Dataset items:
▼▼▼

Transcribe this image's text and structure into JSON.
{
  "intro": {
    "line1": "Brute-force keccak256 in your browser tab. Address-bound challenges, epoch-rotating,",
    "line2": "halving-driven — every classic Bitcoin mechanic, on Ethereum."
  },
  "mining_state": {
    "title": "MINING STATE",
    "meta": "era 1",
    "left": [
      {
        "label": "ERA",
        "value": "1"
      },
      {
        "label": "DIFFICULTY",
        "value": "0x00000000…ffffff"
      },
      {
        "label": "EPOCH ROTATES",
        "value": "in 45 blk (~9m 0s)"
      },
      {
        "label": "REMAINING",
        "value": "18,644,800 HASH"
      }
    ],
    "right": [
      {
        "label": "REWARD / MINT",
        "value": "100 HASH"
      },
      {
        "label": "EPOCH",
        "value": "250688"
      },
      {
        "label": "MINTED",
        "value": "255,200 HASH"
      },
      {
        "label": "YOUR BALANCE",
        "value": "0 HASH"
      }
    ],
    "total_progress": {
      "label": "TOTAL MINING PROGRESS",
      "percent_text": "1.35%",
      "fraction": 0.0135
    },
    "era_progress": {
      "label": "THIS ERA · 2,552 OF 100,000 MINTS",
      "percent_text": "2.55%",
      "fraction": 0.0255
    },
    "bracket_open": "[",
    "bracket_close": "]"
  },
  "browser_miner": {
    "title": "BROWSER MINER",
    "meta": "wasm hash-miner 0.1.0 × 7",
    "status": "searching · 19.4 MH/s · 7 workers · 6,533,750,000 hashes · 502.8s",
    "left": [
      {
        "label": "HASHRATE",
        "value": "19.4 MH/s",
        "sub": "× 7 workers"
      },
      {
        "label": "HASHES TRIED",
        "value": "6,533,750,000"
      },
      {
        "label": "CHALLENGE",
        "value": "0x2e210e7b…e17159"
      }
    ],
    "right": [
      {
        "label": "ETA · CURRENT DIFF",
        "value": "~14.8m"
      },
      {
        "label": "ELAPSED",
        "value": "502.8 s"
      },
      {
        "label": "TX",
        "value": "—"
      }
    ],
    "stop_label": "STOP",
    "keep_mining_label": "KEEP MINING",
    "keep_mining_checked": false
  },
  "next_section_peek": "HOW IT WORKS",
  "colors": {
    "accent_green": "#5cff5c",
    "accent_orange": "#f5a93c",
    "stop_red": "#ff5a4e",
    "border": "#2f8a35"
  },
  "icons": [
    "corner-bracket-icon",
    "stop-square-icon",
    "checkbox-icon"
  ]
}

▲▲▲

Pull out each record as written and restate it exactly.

_Expected answer_
Transcribe this image's text and structure into JSON.
{
  "intro": {
    "line1": "Brute-force keccak256 in your browser tab. Address-bound challenges, epoch-rotating,",
    "line2": "halving-driven — every classic Bitcoin mechanic, on Ethereum."
  },
  "mining_state": {
    "title": "MINING STATE",
    "meta": "era 1",
    "left": [
      {
        "label": "ERA",
        "value": "1"
      },
      {
        "label": "DIFFICULTY",
        "value": "0x00000000…ffffff"
      },
      {
        "label": "EPOCH ROTATES",
        "value": "in 45 blk (~9m 0s)"
      },
      {
        "label": "REMAINING",
        "value": "18,644,800 HASH"
      }
    ],
    "right": [
      {
        "label": "REWARD / MINT",
        "value": "100 HASH"
      },
      {
        "label": "EPOCH",
        "value": "250688"
      },
      {
        "label": "MINTED",
        "value": "255,200 HASH"
      },
      {
        "label": "YOUR BALANCE",
        "value": "0 HASH"
      }
    ],
    "total_progress": {
      "label": "TOTAL MINING PROGRESS",
      "percent_text": "1.35%",
      "fraction": 0.0135
    },
    "era_progress": {
      "label": "THIS ERA · 2,552 OF 100,000 MINTS",
      "percent_text": "2.55%",
      "fraction": 0.0255
    },
    "bracket_open": "[",
    "bracket_close": "]"
  },
  "browser_miner": {
    "title": "BROWSER MINER",
    "meta": "wasm hash-miner 0.1.0 × 7",
    "status": "searching · 19.4 MH/s · 7 workers · 6,533,750,000 hashes · 502.8s",
    "left": [
      {
        "label": "HASHRATE",
        "value": "19.4 MH/s",
        "sub": "× 7 workers"
      },
      {
        "label": "HASHES TRIED",
        "value": "6,533,750,000"
      },
      {
        "label": "CHALLENGE",
        "value": "0x2e210e7b…e17159"
      }
    ],
    "right": [
      {
        "label": "ETA · CURRENT DIFF",
        "value": "~14.8m"
      },
      {
        "label": "ELAPSED",
        "value": "502.8 s"
      },
      {
        "label": "TX",
        "value": "—"
      }
    ],
    "stop_label": "STOP",
    "keep_mining_label": "KEEP MINING",
    "keep_mining_checked": false
  },
  "next_section_peek": "HOW IT WORKS",
  "colors": {
    "accent_green": "#5cff5c",
    "accent_orange": "#f5a93c",
    "stop_red": "#ff5a4e",
    "border": "#2f8a35"
  },
  "icons": [
    "corner-bracket-icon",
    "stop-square-icon",
    "checkbox-icon"
  ]
}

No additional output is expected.